Assist. Prof. Hristo Hristev, PhD
The expansion of the terrorist phenomenon after 2001 became a reason for the introduction of various new counter-terrorism measures, among which significant importance has the collection and processing of personal data and the use of the possibilities, which the new Information Technologies provide in that respect. Among the introduced new measures is the use of PNR data in order to profile persons and identify risky profiles of persons, who may be connected to terrorist activities, or other forms of serious crime.
As far as considering the PNR model one of the key counter terrorism measures after the 11th of September 2001, the United States of America require the use of this model for all inbound and outbound US flights. This lead to the adoption of the PNR model by Canada, Australia and other countries, as well as to the conclusion of agreements for exchange of such data between the EU and US and the EU and Canada. After the new wave of terrorist attacks, which have affected various European countries since 2014, in 2016 the EU also introduced the use of a model for PNR data processing for the purposes of counteraction and investigation of terrorism and other serious crimes, applicable to the member states of the Union.
On the other hand, the collection and processing of PNR data for the purposes of counter-terrorism and fight against serious crime evokes severe criticism in the field of fundamental rights protection, particularly concerning the inviolability of private life and the protection of personal data. The raised issues regarding protection of the fundamental rights find resonance also in the practice of the Court of Justice of the European Union, which has already sanctioned in several decisions of utmost importance the concluded agreements for transfer of PNR data from the EU to the US and Canada. In that respect, particularly important is Opinion 1/15 on the draft of new agreement for transfer of PNR data to Canada.
While reviewing the development of the subject matter of PNR data use for the purposes of counter-terrorism and fight against serious crime in the context of Transatlantic cooperation, the present article focuses on the main weaknesses, revealed by the adopted mechanisms in this field compared to the requirements for personal data protection, developed by the law of the European Union. The article develops the idea that the existing regulation of PNR data collection and processing for the purposes of counter-terrorism and fight against crimes does not comply with the basic requirements, resulting from the protection of the rights to inviolability of personal life and protection of personal data and causes serious concerns regarding the perception of a model of general surveillance trough the automated personal data processing.
За достъп до пълната версия на статията, следвайте този линк: Трансатлантическо сътрудничество в борбата с тероризма и тежката престъпност – обмен на PNR данни и защита на основните права
 Assist.

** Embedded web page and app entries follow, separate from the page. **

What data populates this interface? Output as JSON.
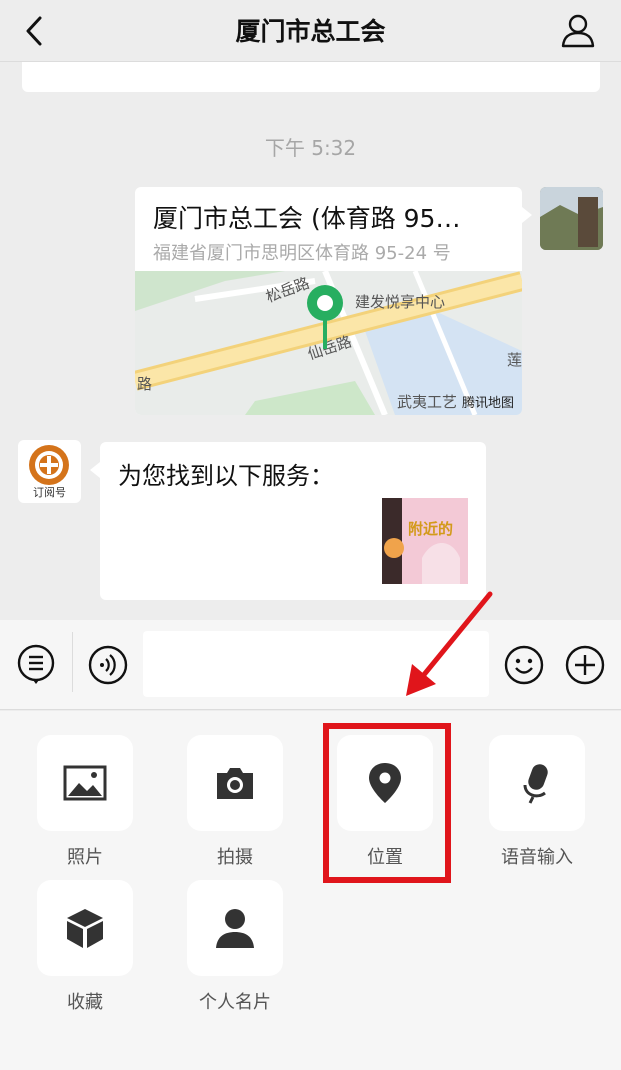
{
  "header": {
    "title": "厦门市总工会"
  },
  "chat": {
    "timestamp": "下午 5:32",
    "location": {
      "title": "厦门市总工会 (体育路 95…",
      "address": "福建省厦门市思明区体育路 95-24 号",
      "map_labels": {
        "road1": "松岳路",
        "poi": "建发悦享中心",
        "road2": "仙岳路",
        "road3": "武夷工艺",
        "edge": "莲",
        "edge_left": "路"
      },
      "map_brand": "腾讯地图"
    },
    "bot": {
      "avatar_caption": "订阅号",
      "message": "为您找到以下服务：",
      "thumb_text": "附近的"
    }
  },
  "panel": {
    "items": [
      {
        "label": "照片"
      },
      {
        "label": "拍摄"
      },
      {
        "label": "位置"
      },
      {
        "label": "语音输入"
      },
      {
        "label": "收藏"
      },
      {
        "label": "个人名片"
      }
    ]
  },
  "colors": {
    "highlight": "#e0151b",
    "map_pin": "#27ae60",
    "background": "#ededed"
  }
}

Prof. in Sofia University “St. Kliment Ohridski”, International Law and International Relations department